Dr. Mildred Dresselhaus, known as the "queen of carbon science,” was an American nanotechnologist. Dr. Dresselhaus earned her B.A. in Hunter College in 1951 and her Ph.D. from University of Chicago in 1958. She was an Institute Professor and Professor Emerita of physics and electrical engineering at the Massachusetts Institute of Technology (MIT) for 50 years. Dr. Dresselhaus' research made fundamental discoveries in the electronic structure of semi-metals. Her work on using quantum structures to improve thermoelectric energy conversion reignited this research field. Dr. Dresselhaus was awarded both the Presidential Medal of Freedom (from President Barack Obama in 2014) and the National Medal of Science (from President George H.W. Bush in 1990). Dr. Dresselhaus is also well-known for her work to develop more opportunities for women in science and engineering. Please read more about Dr. Mildred Dresselhaus at http://news.mit.edu/2017/institute-professor-emerita-mildred-dresselhaus-dies-86-0221.
Dr. Ellen Ochoa is an engineer and former astronaut. She has earned a Bachelor's in Physics from San Diego State University, as well as a Master's in Science and a Doctorate in Electrical Engineering both from Stanford University. While a researcher at the NASA Ames Research Center, Dr. Ochoa led a team working on optical systems for automated space exploration. She patented an optical system to detect defects in a repeating pattern, and is a co-inventor on three patents for an optical inspection system, an optical object recognition method, and a method for noise removal in images respectively. In 1993, Dr. Ochoa was the first Hispanic person to go to space when she served on a nine-day mission aboard the Space Shuttle Discovery.

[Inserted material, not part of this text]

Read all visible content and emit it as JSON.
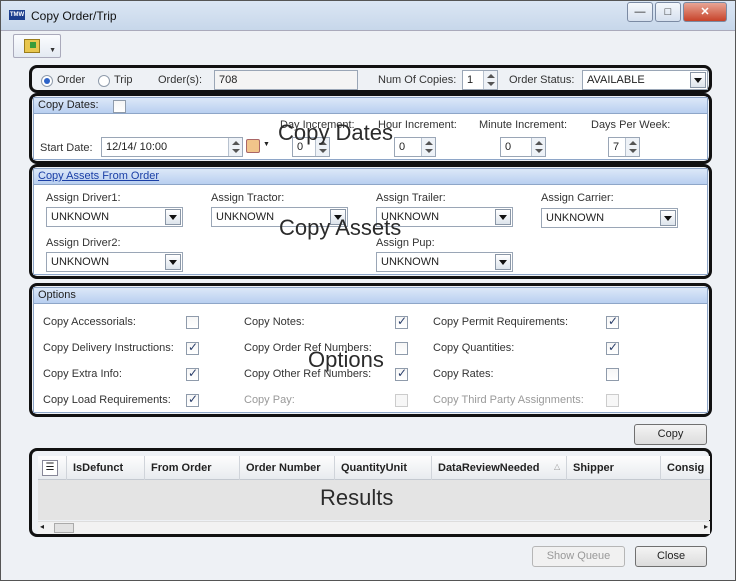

Dr. Ochoa was also the first Hispanic Director and second female Director of the NASA Johnson Space Center in Houston, Texas. Please read more about Ellen Ochoa at https://www.nasa.gov/centers/johnson/about/people/orgs/bios/ochoa.html.
I highly encourage our readers to share this newsletter about Women & Hi Tech's very own accomplished engineers along with these famous women engineers with your daughters, nieces, granddaughters, girl scout troops, and other K-12 girls in your lives. I hope these women - who are certainly changing the landscape of engineering and STEM to be equally inclusive to all - will serve as personification and inspiration for our girls that they too can be an engineer and leave their mark in STEM!
In this 19th edition of "Grown from STEM," Women & Hi Tech would like to introduce you to two extremely accomplished engineering professionals in different STEM industries. We invite you to meet and get acquainted with our President-Elect, Linda Hicks, Vice President of Midwest Operations at EEC Horizon. We would also like to introduce you to one of our dedicated members, Poonam Gill, a Learning Design & Technology Grad Student at Purdue University. Please read more about Linda and Poonam and how their backgrounds, education, business acumen, and passion for developing and promoting the future generations of diverse female engineers and STEM professionals helps fuel their support and involvement in Women & Hi Tech.
President, Women & Hi Tech
Managing Director of Sales, Bell Techlogix